Category Archives: environment
This is a guest post from Jack Smith. Poaching has been around almost as long as people have been hungry, but only became an offense during the late middle ages when the right to hunt was limited to landowners. Clearly, back then the reasons were to protect the nobility’s right to sport rather than for wildlife conservation. Things changed somewhat during 1700’s, at a time when poaching was a means of survival for many. Poaching gangs began selling on the… Continue reading
This is a guest post from animal activist and advocate Barbara Troeger. Mexican gray wolf recovery The Mexican gray wolf reintroduction into the wild is the third and most recent such wolf introduction in the United States. Red wolves were introduced into North Carolina in 1987, from an initial set of 14 “founders”; they now number fewer than 45 in the wild. The Northern Rockies were repopulated with 54 wild gray wolves from Canada in 1995; there are now 1,704.… Continue reading

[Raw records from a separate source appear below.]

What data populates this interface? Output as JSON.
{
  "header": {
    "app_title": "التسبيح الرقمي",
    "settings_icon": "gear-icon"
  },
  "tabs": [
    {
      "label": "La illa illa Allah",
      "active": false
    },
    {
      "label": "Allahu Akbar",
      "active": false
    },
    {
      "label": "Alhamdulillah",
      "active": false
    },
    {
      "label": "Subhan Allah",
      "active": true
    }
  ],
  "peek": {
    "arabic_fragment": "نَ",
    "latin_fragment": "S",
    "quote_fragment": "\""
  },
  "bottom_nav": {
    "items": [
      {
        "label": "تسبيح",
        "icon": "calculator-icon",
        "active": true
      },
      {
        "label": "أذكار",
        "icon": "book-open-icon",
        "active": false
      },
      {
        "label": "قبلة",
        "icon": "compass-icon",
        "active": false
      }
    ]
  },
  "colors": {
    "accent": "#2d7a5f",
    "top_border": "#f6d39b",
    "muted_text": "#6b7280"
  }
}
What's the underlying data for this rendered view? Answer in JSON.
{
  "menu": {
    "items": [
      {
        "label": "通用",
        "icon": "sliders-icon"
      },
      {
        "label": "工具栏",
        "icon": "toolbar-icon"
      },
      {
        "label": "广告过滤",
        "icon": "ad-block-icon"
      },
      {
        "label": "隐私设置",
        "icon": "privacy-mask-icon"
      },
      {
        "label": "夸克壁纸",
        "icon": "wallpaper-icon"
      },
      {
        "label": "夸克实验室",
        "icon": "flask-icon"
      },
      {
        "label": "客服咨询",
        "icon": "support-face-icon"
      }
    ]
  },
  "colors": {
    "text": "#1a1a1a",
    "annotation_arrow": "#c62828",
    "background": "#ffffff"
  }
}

Concerns about regulation, skepticism about the science and misperceptions about costs are slowing the transition to nontoxic alternatives.
After a very difficult selection process, the judges arrived at 40 semi-finalists, 4 grade category winners, and a grand prize winner.
With thanks to months of activism, earlier this month the New Hampshire Joint Legislative Committee on Administrative Rules voted to object to the reopening proposal on a trapping and hunting season on bobcats!
The House of Representatives recently passed the Sportsmen’s Heritage and Recreational Enhancement Act of 2015 (H.R. 2406), and in doing so approved an amendment to strip wolves of Endangered Species Act (the Act) protections in Wyoming, Minnesota, Wisconsin, and Michigan. If passed by the Senate and enacted into law, this legislation would return management of wolves to these states. Federal courts have repeatedly ruled that the U.S. Fish & Wildlife Service and these states states did not follow the law in… Continue reading
In the history of western civilization, no animal has been as systematically vilified as the wolf. Neither spider nor snake, bat nor rat, nor shark of any kind, can make this claim.
What do sage grouse, wolves, and burying beetles have to do with politics? A lot when we look at how decisions to protect or not protect these species have gotten tied into political debates.
A group of 70 scientists and scholars released an open letter this week calling for the continued protection of gray wolves in the Great Lakes and beyond.